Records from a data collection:
----

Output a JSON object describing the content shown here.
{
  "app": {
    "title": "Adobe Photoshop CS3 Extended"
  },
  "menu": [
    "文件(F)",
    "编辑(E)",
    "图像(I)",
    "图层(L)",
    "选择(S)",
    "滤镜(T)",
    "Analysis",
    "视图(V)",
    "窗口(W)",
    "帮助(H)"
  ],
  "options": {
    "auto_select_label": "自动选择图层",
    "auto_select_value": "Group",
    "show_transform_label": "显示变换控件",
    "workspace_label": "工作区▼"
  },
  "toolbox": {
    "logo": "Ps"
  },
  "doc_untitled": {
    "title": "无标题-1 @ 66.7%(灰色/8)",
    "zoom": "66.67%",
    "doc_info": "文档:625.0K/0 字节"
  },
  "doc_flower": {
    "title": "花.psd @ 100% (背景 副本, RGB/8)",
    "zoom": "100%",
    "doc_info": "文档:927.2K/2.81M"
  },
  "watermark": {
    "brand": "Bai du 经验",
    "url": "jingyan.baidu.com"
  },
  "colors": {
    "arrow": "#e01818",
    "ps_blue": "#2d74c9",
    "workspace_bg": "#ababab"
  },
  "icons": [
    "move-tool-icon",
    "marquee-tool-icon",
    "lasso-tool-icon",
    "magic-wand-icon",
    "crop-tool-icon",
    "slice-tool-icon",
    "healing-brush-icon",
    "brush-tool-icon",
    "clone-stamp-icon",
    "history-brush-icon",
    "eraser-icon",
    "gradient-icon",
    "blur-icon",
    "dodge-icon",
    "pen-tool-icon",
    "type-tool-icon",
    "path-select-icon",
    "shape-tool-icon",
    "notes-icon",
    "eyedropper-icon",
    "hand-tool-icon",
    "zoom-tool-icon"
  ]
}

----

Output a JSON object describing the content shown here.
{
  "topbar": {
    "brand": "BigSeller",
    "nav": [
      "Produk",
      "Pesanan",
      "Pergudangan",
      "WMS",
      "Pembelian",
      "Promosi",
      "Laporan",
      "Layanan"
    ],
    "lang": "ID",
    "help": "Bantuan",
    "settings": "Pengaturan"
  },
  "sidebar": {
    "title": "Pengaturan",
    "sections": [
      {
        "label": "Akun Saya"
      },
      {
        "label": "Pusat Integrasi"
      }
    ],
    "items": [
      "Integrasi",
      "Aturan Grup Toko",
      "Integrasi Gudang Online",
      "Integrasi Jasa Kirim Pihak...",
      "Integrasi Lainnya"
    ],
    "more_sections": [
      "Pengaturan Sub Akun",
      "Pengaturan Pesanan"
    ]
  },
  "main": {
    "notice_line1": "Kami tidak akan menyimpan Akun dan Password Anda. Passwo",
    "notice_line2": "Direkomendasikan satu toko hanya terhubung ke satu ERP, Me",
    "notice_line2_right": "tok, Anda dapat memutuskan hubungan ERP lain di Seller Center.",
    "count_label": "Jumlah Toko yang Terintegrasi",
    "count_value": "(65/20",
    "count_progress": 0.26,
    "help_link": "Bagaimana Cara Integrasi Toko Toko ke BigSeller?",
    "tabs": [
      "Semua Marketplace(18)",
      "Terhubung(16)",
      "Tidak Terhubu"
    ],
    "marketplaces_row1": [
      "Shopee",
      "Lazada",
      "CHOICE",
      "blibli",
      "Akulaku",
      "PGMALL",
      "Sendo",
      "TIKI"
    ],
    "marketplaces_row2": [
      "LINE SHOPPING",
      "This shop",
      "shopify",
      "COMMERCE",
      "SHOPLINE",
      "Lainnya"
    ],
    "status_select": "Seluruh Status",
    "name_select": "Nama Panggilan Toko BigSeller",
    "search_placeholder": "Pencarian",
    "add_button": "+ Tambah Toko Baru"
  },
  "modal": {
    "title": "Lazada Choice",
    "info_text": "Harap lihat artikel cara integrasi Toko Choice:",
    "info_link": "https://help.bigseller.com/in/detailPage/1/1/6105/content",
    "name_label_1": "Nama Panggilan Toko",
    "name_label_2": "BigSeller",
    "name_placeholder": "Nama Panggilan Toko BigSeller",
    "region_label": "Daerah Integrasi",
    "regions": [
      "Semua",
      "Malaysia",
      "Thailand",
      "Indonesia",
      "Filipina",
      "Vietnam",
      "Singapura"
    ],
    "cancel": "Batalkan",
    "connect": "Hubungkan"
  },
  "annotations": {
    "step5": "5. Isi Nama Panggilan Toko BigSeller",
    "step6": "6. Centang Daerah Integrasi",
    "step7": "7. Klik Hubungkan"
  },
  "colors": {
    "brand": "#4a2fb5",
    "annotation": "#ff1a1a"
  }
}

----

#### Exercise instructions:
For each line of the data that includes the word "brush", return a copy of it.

#### Response to this exercise:
    "healing-brush-icon",
    "brush-tool-icon",
    "history-brush-icon",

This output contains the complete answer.